The Portofino is an improvement in nearly every metric: it is faster and roomier and can drive for longer distances, thanks to a 460-mile cruising range Its body is longer, wider and lower and features nicely-updated, crisp sheet metal (offering six percent less drag than the California). The Portofino is 10 percent lighter and it’s much stiffer overall, while components like magnetic dampers and an electronic differential put power down in a sophisticated way.
The California T’s 3.9-liter, twin-turbocharged flat-plane-crank V8 engine carries over, but with many improvements: 38 more horsepower (to 591), three more lb-ft of more torque (now 560 lb-ft) and it reaches maximum boost a hair quicker. It’s quick in other matters too: the Portofino, likely relegated to boulevard cruising, will all the same top 200 mph and reach 60 mph in less than 3.5 seconds. Most interesting is that Ferrari claims 85 percent of California owners use their cars as daily drivers — a figure I bet remains the same or ticks up slighty as Portofinos find new homes.
What Others are Saying:
“What’s clever about the Ferrari Portofino is that it’s engaging to drive at moderate speeds. Brisk cruising is this Ferrari’s forte; it flows beautifully down the road, the chassis displaying delightful coherence and consistency. Roof up, it’s a comfortable long-distance tourer and practical daily driver. Roof down, on a sunny day and a winding road, it’s a fun-to-drive sports car.” – Angus MacKenzie, Car and Driver

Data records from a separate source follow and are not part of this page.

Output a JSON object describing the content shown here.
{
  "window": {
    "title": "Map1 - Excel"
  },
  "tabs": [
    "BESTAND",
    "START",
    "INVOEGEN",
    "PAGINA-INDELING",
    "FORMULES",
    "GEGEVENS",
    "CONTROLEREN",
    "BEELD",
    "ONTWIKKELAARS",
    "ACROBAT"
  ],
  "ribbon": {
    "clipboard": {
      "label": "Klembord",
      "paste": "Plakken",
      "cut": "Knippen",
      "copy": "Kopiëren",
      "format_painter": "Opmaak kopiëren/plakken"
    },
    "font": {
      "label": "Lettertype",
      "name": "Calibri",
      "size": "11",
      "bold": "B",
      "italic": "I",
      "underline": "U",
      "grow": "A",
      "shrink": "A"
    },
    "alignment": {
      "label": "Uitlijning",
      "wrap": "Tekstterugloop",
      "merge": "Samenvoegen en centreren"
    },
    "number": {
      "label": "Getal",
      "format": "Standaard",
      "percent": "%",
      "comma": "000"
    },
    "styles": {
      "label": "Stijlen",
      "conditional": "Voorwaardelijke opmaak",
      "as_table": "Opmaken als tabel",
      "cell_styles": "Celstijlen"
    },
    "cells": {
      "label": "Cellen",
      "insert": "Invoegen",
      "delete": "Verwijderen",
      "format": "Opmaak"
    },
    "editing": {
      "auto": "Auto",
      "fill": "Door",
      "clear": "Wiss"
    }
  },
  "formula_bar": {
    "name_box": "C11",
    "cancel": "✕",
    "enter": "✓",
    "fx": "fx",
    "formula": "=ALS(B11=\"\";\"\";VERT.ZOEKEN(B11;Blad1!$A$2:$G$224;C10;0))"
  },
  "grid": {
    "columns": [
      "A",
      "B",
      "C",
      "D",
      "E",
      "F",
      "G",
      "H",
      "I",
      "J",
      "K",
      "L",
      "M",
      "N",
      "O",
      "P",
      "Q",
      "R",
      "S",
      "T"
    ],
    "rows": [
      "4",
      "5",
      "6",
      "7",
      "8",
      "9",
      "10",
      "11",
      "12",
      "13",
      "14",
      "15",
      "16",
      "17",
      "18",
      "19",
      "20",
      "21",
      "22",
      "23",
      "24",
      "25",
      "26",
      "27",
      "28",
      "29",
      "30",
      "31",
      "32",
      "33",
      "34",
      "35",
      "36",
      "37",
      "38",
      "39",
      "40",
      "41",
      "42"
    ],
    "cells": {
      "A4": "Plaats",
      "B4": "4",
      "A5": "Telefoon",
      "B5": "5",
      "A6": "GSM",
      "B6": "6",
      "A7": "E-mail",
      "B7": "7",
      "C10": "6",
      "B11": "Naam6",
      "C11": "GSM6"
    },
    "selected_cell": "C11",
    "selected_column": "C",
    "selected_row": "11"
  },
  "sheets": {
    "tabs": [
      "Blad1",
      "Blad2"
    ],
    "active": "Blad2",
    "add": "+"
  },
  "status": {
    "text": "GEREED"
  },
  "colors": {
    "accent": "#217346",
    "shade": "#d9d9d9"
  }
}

“This is Ferrari’s most important car for key reasons, starting with the revenue stream, and it’s an obvious indicator how the little company in Maranello (and maybe its audience) has changed the last 25 years. The important things are still here, of course… [and] there are new pieces of technology, too, though they aren’t always visible to the naked eye.” – J.P. Vettraino, AutoWeek